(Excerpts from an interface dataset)
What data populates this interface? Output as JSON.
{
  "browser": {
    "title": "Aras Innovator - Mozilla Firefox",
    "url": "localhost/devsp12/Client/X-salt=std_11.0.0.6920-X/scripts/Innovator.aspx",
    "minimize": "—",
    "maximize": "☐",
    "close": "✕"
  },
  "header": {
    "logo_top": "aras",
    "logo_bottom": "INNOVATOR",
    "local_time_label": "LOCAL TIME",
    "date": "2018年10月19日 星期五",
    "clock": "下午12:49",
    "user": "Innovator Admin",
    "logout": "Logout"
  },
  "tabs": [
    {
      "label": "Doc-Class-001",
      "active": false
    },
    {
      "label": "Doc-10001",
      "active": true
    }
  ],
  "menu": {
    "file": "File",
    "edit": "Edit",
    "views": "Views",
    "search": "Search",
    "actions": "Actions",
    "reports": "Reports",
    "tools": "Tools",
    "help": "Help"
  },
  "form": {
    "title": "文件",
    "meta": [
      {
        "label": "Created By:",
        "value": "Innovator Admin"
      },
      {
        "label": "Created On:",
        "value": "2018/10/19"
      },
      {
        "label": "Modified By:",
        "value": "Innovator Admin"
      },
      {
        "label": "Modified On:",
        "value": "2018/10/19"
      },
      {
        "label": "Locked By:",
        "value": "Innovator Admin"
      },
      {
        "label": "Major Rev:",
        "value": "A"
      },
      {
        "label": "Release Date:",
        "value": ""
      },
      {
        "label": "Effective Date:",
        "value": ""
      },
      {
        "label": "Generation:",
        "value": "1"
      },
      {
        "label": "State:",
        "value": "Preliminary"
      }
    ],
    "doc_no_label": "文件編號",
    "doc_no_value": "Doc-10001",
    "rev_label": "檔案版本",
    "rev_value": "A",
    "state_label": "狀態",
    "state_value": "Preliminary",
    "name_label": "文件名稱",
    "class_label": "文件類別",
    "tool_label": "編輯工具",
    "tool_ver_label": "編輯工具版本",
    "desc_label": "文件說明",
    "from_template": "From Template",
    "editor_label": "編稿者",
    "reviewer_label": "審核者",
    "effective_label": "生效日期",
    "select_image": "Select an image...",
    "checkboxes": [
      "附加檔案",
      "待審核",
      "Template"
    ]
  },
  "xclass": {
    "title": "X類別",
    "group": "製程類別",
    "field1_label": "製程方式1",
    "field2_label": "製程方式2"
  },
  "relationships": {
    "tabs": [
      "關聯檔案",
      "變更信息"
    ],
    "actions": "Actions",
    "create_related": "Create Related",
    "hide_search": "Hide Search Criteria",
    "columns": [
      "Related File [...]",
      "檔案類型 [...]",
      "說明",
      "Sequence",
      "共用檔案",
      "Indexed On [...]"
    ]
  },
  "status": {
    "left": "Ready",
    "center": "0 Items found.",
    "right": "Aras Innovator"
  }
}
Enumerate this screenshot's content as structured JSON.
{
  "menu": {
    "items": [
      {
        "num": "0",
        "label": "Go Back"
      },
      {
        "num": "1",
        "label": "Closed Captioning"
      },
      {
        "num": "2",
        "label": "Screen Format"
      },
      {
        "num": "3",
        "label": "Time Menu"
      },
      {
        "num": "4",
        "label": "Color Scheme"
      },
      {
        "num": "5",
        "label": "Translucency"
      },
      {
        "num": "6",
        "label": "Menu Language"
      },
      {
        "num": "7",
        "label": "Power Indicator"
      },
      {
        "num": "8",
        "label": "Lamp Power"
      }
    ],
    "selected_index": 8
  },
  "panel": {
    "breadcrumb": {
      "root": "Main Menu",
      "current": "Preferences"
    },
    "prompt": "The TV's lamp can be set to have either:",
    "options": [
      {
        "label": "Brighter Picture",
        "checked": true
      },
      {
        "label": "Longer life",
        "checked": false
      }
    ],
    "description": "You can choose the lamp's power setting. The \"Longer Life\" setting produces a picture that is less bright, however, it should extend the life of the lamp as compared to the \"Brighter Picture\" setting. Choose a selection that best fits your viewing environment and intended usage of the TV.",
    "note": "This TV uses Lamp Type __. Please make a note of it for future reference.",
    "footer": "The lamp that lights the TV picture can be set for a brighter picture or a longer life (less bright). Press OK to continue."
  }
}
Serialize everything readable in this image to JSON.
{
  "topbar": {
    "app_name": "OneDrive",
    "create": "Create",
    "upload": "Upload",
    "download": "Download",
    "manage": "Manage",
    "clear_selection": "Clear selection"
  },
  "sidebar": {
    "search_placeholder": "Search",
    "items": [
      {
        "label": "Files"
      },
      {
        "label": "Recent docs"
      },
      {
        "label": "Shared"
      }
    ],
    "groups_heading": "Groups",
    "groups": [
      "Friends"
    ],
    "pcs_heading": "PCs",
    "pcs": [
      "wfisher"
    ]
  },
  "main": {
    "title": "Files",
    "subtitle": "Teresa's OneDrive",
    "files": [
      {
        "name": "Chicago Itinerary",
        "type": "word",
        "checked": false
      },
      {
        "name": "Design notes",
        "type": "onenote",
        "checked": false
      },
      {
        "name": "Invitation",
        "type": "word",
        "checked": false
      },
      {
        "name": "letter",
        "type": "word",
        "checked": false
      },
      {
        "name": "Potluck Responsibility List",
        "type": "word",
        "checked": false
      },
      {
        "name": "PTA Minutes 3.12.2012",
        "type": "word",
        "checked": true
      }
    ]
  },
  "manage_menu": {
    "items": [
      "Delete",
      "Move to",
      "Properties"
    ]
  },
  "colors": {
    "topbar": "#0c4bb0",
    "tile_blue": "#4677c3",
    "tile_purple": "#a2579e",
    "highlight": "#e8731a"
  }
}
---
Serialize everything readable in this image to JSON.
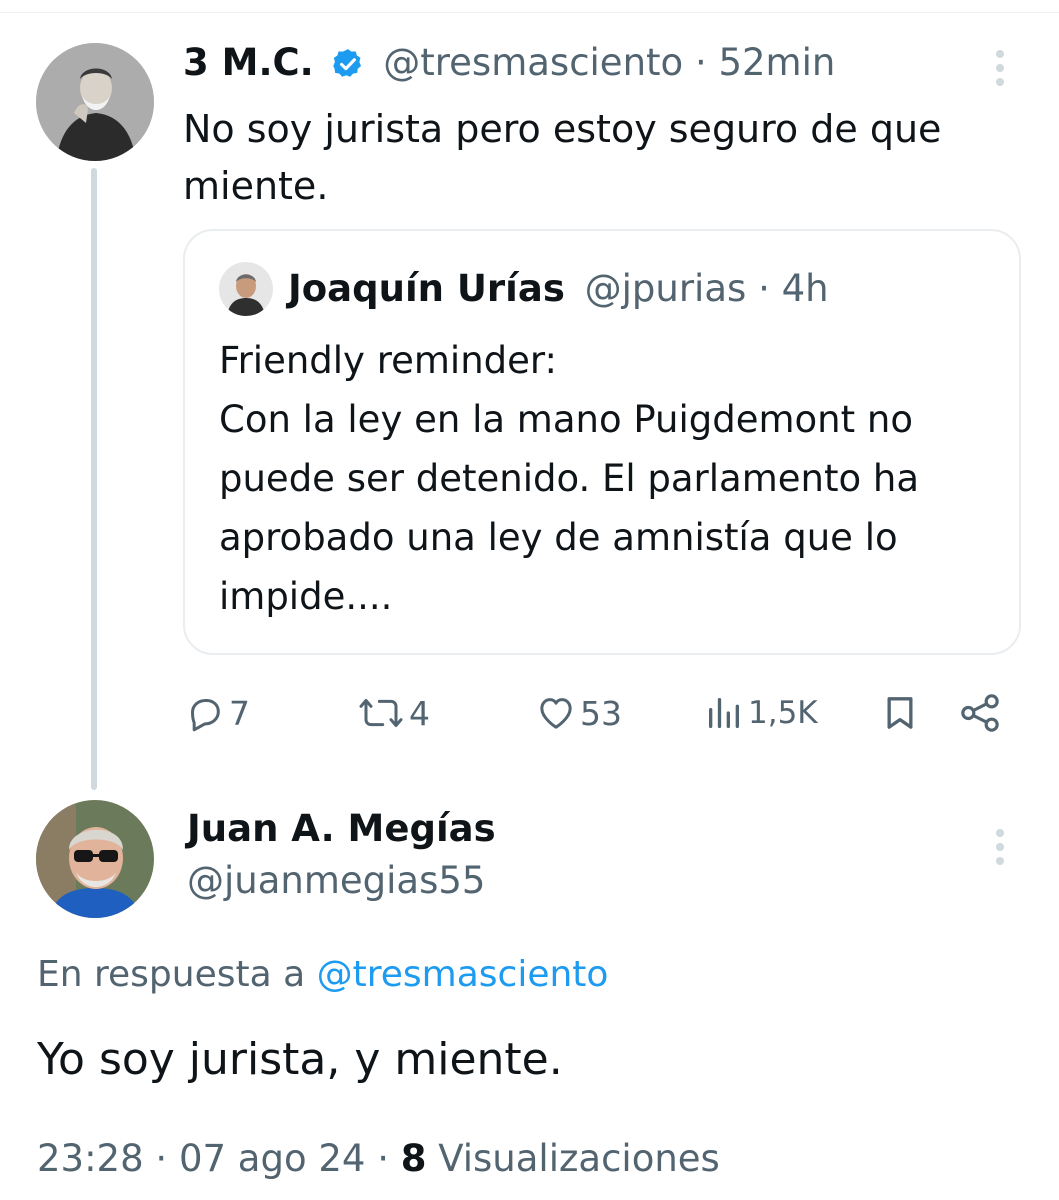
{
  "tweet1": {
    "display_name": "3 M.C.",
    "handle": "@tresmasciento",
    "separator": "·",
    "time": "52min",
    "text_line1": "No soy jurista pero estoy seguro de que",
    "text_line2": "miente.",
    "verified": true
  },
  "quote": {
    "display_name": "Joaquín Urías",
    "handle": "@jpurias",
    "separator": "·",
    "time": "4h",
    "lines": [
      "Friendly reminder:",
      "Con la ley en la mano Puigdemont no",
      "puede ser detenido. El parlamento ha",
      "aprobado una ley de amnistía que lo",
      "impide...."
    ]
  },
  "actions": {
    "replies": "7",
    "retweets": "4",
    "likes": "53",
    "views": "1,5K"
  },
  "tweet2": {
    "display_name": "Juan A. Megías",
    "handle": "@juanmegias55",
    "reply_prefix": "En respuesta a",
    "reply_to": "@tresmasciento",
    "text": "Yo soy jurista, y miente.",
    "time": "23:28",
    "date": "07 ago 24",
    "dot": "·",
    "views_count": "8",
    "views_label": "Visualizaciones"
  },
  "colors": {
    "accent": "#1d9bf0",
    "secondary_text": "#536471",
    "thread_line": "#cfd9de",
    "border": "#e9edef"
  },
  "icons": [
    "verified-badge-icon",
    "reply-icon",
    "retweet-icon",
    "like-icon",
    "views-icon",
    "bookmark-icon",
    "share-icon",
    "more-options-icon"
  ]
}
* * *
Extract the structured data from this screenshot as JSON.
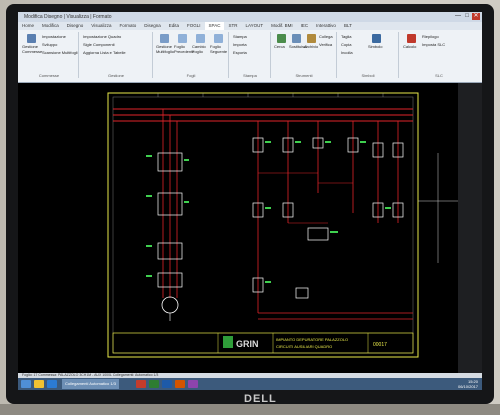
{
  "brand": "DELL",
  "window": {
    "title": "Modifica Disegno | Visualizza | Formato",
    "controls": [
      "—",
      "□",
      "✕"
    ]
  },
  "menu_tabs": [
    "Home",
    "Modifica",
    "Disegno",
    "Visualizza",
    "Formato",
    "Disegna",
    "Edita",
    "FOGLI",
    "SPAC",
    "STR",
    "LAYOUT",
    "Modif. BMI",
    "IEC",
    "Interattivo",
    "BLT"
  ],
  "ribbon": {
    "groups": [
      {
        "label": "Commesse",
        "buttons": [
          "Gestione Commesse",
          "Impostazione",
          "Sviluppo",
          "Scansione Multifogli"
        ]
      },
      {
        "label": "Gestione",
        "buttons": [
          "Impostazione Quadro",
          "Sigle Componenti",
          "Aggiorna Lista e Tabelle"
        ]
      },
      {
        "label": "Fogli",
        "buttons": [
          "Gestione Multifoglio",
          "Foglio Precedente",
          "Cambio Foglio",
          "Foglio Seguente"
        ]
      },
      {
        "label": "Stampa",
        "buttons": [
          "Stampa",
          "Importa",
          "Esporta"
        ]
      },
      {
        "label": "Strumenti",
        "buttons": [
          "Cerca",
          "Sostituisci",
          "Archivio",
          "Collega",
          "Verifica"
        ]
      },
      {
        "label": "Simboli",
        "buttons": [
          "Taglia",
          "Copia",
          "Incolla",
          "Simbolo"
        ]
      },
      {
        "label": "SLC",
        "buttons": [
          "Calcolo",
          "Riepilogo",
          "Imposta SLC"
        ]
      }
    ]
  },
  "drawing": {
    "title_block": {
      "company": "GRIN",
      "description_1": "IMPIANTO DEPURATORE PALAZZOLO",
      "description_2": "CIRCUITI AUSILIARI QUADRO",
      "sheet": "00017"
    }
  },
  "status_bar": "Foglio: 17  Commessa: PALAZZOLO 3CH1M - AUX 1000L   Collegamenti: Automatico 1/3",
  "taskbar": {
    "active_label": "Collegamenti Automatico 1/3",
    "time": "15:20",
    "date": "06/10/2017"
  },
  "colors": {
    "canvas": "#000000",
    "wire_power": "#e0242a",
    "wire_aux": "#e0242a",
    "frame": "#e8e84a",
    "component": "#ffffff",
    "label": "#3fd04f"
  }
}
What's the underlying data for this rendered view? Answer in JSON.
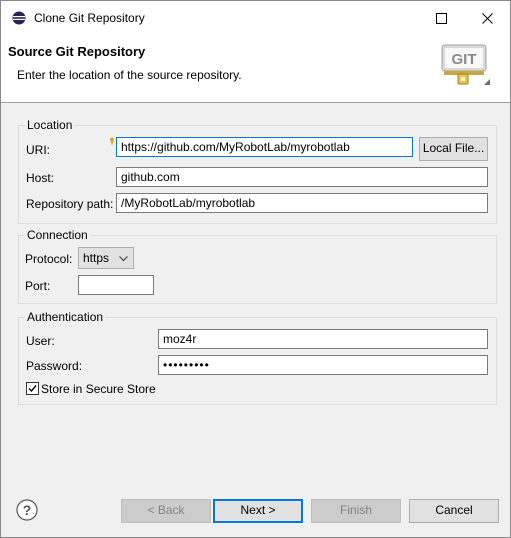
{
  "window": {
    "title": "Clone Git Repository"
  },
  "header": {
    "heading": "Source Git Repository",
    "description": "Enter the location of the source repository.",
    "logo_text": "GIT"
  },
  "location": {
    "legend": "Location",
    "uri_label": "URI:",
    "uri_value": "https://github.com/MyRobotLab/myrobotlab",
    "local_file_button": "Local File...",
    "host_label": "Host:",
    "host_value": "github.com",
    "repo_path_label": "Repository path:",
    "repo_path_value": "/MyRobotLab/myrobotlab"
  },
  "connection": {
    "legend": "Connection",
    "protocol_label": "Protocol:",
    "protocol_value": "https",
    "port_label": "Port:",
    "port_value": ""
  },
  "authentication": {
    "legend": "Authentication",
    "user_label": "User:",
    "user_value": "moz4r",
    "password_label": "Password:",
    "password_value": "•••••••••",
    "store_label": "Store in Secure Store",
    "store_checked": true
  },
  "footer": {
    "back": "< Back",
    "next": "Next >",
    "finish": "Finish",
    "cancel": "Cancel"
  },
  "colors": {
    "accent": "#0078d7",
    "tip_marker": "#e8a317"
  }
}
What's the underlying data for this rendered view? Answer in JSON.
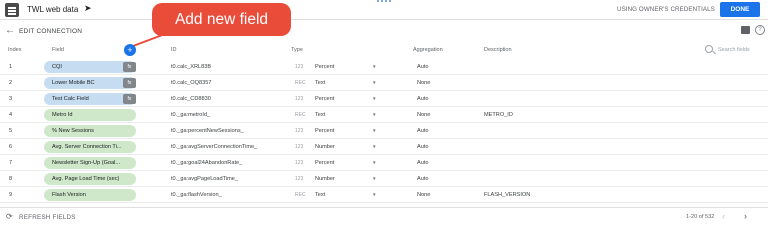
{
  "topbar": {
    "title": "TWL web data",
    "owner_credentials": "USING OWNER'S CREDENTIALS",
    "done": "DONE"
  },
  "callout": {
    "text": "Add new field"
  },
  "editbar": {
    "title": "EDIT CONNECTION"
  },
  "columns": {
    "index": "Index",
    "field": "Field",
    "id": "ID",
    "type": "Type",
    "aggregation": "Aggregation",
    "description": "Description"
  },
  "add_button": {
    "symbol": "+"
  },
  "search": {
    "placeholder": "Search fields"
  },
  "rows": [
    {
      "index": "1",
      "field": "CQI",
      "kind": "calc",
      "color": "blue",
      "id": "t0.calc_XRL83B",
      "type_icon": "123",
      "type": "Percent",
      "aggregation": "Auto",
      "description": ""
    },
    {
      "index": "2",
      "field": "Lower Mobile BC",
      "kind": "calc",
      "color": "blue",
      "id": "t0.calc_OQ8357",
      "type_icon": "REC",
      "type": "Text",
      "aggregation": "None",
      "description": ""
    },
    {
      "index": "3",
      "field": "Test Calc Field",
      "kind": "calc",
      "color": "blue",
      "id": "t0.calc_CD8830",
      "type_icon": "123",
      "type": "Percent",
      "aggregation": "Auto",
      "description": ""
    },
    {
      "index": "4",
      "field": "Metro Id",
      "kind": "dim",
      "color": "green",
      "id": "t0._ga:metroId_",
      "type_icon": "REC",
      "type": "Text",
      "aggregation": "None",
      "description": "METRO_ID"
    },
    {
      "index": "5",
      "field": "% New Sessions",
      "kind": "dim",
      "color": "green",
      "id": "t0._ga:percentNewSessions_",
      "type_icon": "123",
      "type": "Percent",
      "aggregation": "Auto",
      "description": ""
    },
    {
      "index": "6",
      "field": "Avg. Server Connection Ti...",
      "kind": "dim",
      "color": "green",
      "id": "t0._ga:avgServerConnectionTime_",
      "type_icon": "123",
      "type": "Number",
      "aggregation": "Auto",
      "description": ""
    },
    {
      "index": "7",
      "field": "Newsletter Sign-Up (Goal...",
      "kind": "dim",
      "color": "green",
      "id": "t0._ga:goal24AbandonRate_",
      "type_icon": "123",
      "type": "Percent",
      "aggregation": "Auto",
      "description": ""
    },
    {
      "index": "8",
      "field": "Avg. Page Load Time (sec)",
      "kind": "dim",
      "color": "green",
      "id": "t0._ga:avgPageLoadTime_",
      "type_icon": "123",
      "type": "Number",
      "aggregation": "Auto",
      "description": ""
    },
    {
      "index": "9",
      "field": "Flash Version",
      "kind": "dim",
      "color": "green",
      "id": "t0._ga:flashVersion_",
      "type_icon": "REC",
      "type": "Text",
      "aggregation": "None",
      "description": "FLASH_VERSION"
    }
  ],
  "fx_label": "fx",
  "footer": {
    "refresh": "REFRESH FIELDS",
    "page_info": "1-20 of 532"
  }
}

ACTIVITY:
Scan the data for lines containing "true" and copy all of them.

ANSWER SPACE:
      "active": true
        "checked": true
        "checked": true
    "verified": true
    "store_checked": true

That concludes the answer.